**What needs to be done**
What is the number of lines in the data below that contain "this"? Answer with that number and no other words.

(Dataset entries)
= Beginning of Section =

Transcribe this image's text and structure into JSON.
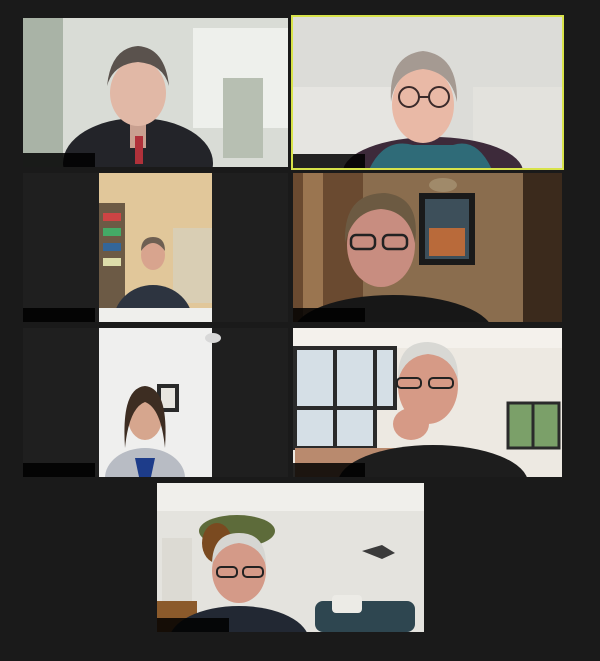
{
  "meeting": {
    "app": "Zoom",
    "view": "gallery",
    "active_speaker_index": 1,
    "colors": {
      "background": "#1a1a1a",
      "active_border": "#d8e34a"
    }
  },
  "participants": [
    {
      "name": "",
      "scene": "glasshouse-room"
    },
    {
      "name": "",
      "scene": "white-couch"
    },
    {
      "name": "",
      "scene": "home-office-bookshelf"
    },
    {
      "name": "",
      "scene": "curtains-painting"
    },
    {
      "name": "",
      "scene": "bright-white-room"
    },
    {
      "name": "",
      "scene": "conservatory-windows"
    },
    {
      "name": "",
      "scene": "lounge-sofa"
    }
  ]
}
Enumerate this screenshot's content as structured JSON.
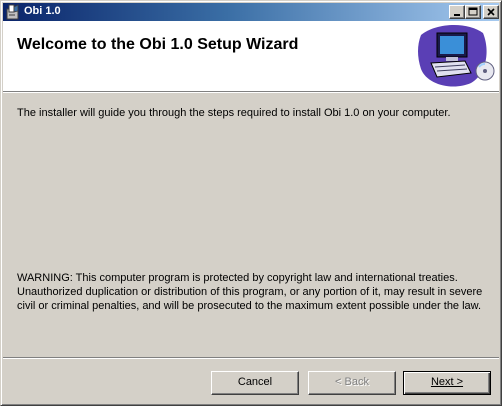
{
  "window": {
    "title": "Obi 1.0",
    "app_icon": "installer-box-icon",
    "caption_buttons": [
      "minimize-icon",
      "maximize-icon",
      "close-icon"
    ]
  },
  "banner": {
    "title": "Welcome to the Obi 1.0 Setup Wizard",
    "art_icon": "computer-with-cd-icon"
  },
  "body": {
    "intro": "The installer will guide you through the steps required to install Obi 1.0 on your computer.",
    "warning": "WARNING: This computer program is protected by copyright law and international treaties. Unauthorized duplication or distribution of this program, or any portion of it, may result in severe civil or criminal penalties, and will be prosecuted to the maximum extent possible under the law."
  },
  "buttons": {
    "cancel": "Cancel",
    "back": "< Back",
    "next": "Next >"
  },
  "colors": {
    "title_bar_start": "#0a246a",
    "title_bar_end": "#a6caf0",
    "face": "#d4d0c8",
    "banner": "#ffffff",
    "disabled_text": "#808080"
  }
}
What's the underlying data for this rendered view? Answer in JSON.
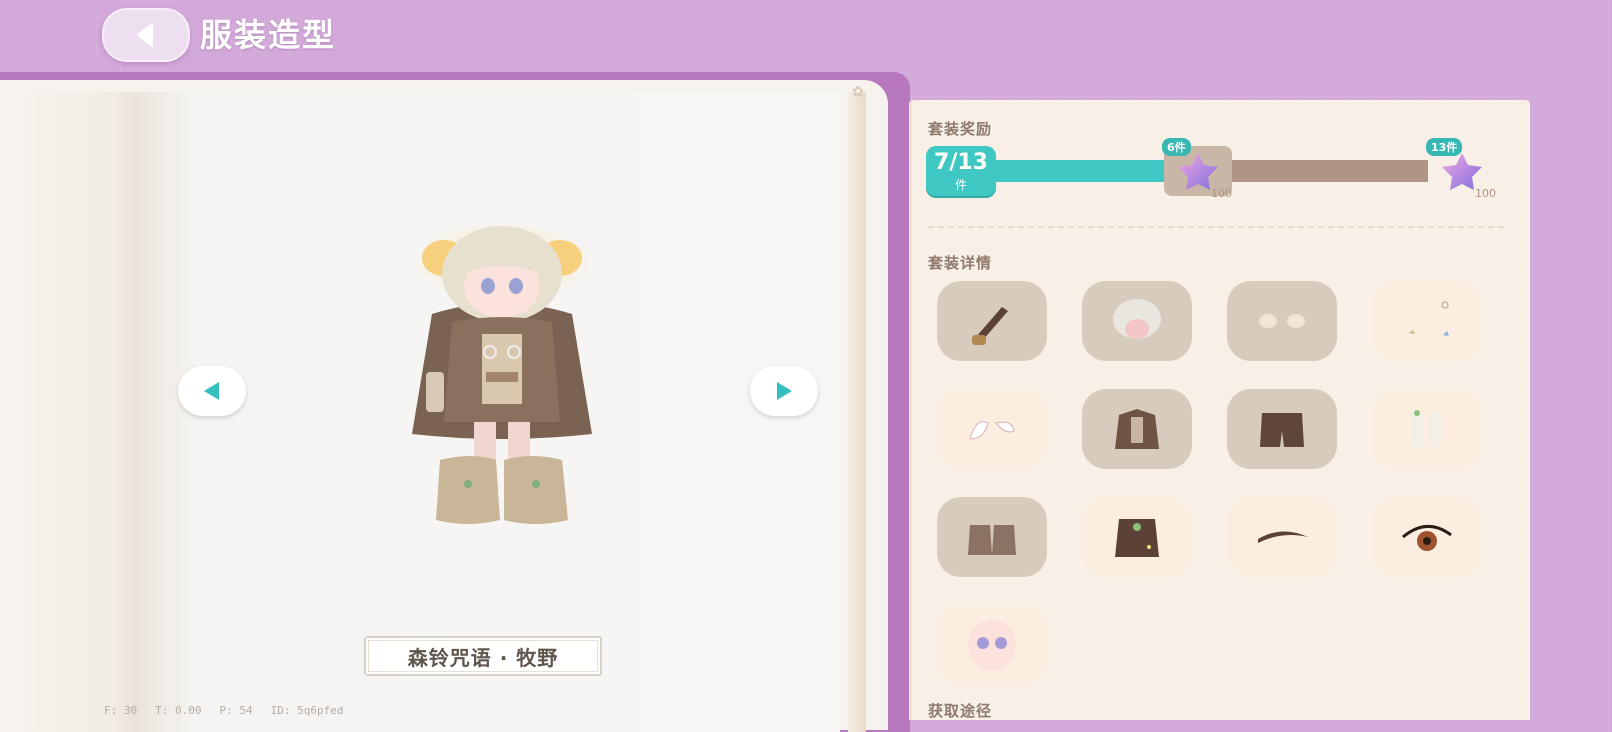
{
  "header": {
    "title": "服装造型"
  },
  "preview": {
    "outfit_name": "森铃咒语 · 牧野",
    "debug": [
      "F: 30",
      "T: 0.00",
      "P: 54",
      "ID: 5q6pfed"
    ]
  },
  "panel": {
    "reward_title": "套装奖励",
    "details_title": "套装详情",
    "source_title": "获取途径",
    "progress": {
      "collected": 7,
      "total": 13,
      "label": "7/13",
      "unit": "件",
      "fraction": 0.538
    },
    "rewards": [
      {
        "tier": "6件",
        "icon": "purple-star-icon",
        "amount": "100"
      },
      {
        "tier": "13件",
        "icon": "purple-star-icon",
        "amount": "100"
      }
    ],
    "items": [
      {
        "name": "item-weapon-lantern",
        "icon": "lantern-icon",
        "owned": true
      },
      {
        "name": "item-hair",
        "icon": "hair-icon",
        "owned": true
      },
      {
        "name": "item-gloves",
        "icon": "gloves-icon",
        "owned": true
      },
      {
        "name": "item-accessories",
        "icon": "trinket-icon",
        "owned": false
      },
      {
        "name": "item-ears",
        "icon": "ears-icon",
        "owned": false
      },
      {
        "name": "item-coat",
        "icon": "coat-icon",
        "owned": true
      },
      {
        "name": "item-shorts",
        "icon": "shorts-icon",
        "owned": true
      },
      {
        "name": "item-socks",
        "icon": "socks-icon",
        "owned": false
      },
      {
        "name": "item-boots",
        "icon": "boots-icon",
        "owned": true
      },
      {
        "name": "item-cape",
        "icon": "cape-icon",
        "owned": false
      },
      {
        "name": "item-eyebrows",
        "icon": "eyebrow-icon",
        "owned": false
      },
      {
        "name": "item-eyes",
        "icon": "eye-icon",
        "owned": false
      },
      {
        "name": "item-face",
        "icon": "face-icon",
        "owned": false
      }
    ]
  },
  "colors": {
    "accent": "#3fc8c3",
    "background": "#d2a9d9",
    "panel": "#f8efe6",
    "owned_slot": "#d7cbbd",
    "missing_slot": "#fbeee0"
  }
}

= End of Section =

**Exercise result**
4